Directions ▸
Every entry is to be returned verbatim.

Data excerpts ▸
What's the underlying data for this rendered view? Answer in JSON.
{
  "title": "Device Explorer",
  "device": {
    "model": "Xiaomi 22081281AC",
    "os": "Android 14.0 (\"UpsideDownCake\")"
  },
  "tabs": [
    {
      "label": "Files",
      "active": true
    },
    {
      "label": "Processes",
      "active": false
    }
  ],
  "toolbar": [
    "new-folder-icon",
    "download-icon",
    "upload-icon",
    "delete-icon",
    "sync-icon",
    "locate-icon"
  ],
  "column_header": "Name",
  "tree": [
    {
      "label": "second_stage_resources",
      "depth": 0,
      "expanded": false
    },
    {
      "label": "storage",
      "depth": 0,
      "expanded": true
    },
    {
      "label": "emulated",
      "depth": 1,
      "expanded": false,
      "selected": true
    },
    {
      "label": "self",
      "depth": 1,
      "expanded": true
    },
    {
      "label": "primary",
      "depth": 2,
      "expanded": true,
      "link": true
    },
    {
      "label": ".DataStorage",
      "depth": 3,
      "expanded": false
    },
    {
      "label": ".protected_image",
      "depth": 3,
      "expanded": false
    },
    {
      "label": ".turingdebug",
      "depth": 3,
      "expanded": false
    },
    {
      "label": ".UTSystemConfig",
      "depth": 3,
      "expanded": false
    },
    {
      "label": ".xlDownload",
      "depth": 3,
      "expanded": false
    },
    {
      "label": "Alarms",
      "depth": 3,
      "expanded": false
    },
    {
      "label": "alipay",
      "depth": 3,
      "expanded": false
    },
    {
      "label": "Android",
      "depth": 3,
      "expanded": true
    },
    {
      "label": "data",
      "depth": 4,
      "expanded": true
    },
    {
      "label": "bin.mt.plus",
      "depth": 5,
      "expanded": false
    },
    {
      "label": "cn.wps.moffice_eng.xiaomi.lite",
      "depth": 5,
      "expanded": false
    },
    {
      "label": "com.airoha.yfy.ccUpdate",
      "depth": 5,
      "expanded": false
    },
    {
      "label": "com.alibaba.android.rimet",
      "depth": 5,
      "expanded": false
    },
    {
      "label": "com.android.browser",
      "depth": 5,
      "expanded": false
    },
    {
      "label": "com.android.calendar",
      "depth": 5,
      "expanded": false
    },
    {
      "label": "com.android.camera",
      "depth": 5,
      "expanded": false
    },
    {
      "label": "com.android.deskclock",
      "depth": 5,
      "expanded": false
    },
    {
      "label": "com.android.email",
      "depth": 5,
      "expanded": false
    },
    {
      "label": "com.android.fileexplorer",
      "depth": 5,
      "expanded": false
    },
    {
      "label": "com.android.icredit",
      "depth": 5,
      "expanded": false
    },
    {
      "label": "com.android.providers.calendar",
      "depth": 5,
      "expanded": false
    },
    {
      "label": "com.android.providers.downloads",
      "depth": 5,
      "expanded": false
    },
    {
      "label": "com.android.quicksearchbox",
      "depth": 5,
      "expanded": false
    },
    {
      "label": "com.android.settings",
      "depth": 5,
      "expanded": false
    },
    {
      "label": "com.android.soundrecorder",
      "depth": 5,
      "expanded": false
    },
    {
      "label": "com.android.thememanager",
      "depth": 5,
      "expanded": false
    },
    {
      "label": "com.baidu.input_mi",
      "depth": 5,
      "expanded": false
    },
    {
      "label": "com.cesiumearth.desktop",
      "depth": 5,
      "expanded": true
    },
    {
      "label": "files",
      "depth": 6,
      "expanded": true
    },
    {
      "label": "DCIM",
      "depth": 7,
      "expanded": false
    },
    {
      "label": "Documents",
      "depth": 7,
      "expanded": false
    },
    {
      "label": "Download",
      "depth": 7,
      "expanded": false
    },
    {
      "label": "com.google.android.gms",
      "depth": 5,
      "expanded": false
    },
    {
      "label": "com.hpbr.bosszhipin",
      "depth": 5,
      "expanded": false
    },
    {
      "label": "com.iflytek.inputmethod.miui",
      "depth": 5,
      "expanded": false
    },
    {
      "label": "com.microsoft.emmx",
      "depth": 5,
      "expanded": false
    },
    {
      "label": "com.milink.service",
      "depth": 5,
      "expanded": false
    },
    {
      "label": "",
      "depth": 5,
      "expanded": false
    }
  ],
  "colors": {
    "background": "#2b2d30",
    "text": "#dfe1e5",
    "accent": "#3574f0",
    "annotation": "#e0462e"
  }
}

Your response ▸
What's the underlying data for this rendered view? Answer in JSON.
{
  "title": "Device Explorer",
  "device": {
    "model": "Xiaomi 22081281AC",
    "os": "Android 14.0 (\"UpsideDownCake\")"
  },
  "tabs": [
    {
      "label": "Files",
      "active": true
    },
    {
      "label": "Processes",
      "active": false
    }
  ],
  "toolbar": [
    "new-folder-icon",
    "download-icon",
    "upload-icon",
    "delete-icon",
    "sync-icon",
    "locate-icon"
  ],
  "column_header": "Name",
  "tree": [
    {
      "label": "second_stage_resources",
      "depth": 0,
      "expanded": false
    },
    {
      "label": "storage",
      "depth": 0,
      "expanded": true
    },
    {
      "label": "emulated",
      "depth": 1,
      "expanded": false,
      "selected": true
    },
    {
      "label": "self",
      "depth": 1,
      "expanded": true
    },
    {
      "label": "primary",
      "depth": 2,
      "expanded": true,
      "link": true
    },
    {
      "label": ".DataStorage",
      "depth": 3,
      "expanded": false
    },
    {
      "label": ".protected_image",
      "depth": 3,
      "expanded": false
    },
    {
      "label": ".turingdebug",
      "depth": 3,
      "expanded": false
    },
    {
      "label": ".UTSystemConfig",
      "depth": 3,
      "expanded": false
    },
    {
      "label": ".xlDownload",
      "depth": 3,
      "expanded": false
    },
    {
      "label": "Alarms",
      "depth": 3,
      "expanded": false
    },
    {
      "label": "alipay",
      "depth": 3,
      "expanded": false
    },
    {
      "label": "Android",
      "depth": 3,
      "expanded": true
    },
    {
      "label": "data",
      "depth": 4,
      "expanded": true
    },
    {
      "label": "bin.mt.plus",
      "depth": 5,
      "expanded": false
    },
    {
      "label": "cn.wps.moffice_eng.xiaomi.lite",
      "depth": 5,
      "expanded": false
    },
    {
      "label": "com.airoha.yfy.ccUpdate",
      "depth": 5,
      "expanded": false
    },
    {
      "label": "com.alibaba.android.rimet",
      "depth": 5,
      "expanded": false
    },
    {
      "label": "com.android.browser",
      "depth": 5,
      "expanded": false
    },
    {
      "label": "com.android.calendar",
      "depth": 5,
      "expanded": false
    },
    {
      "label": "com.android.camera",
      "depth": 5,
      "expanded": false
    },
    {
      "label": "com.android.deskclock",
      "depth": 5,
      "expanded": false
    },
    {
      "label": "com.android.email",
      "depth": 5,
      "expanded": false
    },
    {
      "label": "com.android.fileexplorer",
      "depth": 5,
      "expanded": false
    },
    {
      "label": "com.android.icredit",
      "depth": 5,
      "expanded": false
    },
    {
      "label": "com.android.providers.calendar",
      "depth": 5,
      "expanded": false
    },
    {
      "label": "com.android.providers.downloads",
      "depth": 5,
      "expanded": false
    },
    {
      "label": "com.android.quicksearchbox",
      "depth": 5,
      "expanded": false
    },
    {
      "label": "com.android.settings",
      "depth": 5,
      "expanded": false
    },
    {
      "label": "com.android.soundrecorder",
      "depth": 5,
      "expanded": false
    },
    {
      "label": "com.android.thememanager",
      "depth": 5,
      "expanded": false
    },
    {
      "label": "com.baidu.input_mi",
      "depth": 5,
      "expanded": false
    },
    {
      "label": "com.cesiumearth.desktop",
      "depth": 5,
      "expanded": true
    },
    {
      "label": "files",
      "depth": 6,
      "expanded": true
    },
    {
      "label": "DCIM",
      "depth": 7,
      "expanded": false
    },
    {
      "label": "Documents",
      "depth": 7,
      "expanded": false
    },
    {
      "label": "Download",
      "depth": 7,
      "expanded": false
    },
    {
      "label": "com.google.android.gms",
      "depth": 5,
      "expanded": false
    },
    {
      "label": "com.hpbr.bosszhipin",
      "depth": 5,
      "expanded": false
    },
    {
      "label": "com.iflytek.inputmethod.miui",
      "depth": 5,
      "expanded": false
    },
    {
      "label": "com.microsoft.emmx",
      "depth": 5,
      "expanded": false
    },
    {
      "label": "com.milink.service",
      "depth": 5,
      "expanded": false
    },
    {
      "label": "",
      "depth": 5,
      "expanded": false
    }
  ],
  "colors": {
    "background": "#2b2d30",
    "text": "#dfe1e5",
    "accent": "#3574f0",
    "annotation": "#e0462e"
  }
}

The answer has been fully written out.